▶ Exercise instructions: The lines to return are those below that contain the word "cache".

▶ Provided records:
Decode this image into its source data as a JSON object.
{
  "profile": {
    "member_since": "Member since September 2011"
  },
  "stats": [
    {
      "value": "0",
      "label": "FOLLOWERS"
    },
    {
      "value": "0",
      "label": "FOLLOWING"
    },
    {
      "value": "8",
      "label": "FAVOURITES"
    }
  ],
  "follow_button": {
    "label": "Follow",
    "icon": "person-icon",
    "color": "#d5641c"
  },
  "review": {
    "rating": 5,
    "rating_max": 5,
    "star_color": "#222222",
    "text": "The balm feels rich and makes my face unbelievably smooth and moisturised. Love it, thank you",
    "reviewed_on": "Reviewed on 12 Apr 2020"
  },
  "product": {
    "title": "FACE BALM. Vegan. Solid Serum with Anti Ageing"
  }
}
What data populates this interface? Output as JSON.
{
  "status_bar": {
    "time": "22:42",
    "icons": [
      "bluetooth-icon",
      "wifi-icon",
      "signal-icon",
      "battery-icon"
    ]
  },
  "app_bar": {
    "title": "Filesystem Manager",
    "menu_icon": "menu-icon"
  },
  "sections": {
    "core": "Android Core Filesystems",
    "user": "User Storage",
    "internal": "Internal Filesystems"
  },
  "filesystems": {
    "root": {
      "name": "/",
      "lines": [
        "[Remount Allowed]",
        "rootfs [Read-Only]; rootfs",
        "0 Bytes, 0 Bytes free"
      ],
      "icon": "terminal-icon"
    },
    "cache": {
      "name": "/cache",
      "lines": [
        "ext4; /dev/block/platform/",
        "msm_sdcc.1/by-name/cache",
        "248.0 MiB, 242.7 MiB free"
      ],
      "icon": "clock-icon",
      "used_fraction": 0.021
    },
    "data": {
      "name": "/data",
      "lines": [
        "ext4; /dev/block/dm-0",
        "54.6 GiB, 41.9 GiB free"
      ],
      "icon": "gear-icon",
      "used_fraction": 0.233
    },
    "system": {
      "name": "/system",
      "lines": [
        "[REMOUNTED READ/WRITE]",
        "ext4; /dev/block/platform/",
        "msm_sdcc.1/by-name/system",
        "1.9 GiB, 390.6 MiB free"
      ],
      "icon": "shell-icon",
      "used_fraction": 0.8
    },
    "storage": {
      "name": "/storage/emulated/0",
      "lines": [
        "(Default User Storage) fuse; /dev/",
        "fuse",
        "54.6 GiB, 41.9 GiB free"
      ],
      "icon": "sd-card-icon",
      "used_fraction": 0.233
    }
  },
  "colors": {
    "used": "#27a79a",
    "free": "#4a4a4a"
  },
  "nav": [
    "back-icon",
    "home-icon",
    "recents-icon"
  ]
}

▶ Result:
    "cache": {
      "name": "/cache",
        "msm_sdcc.1/by-name/cache",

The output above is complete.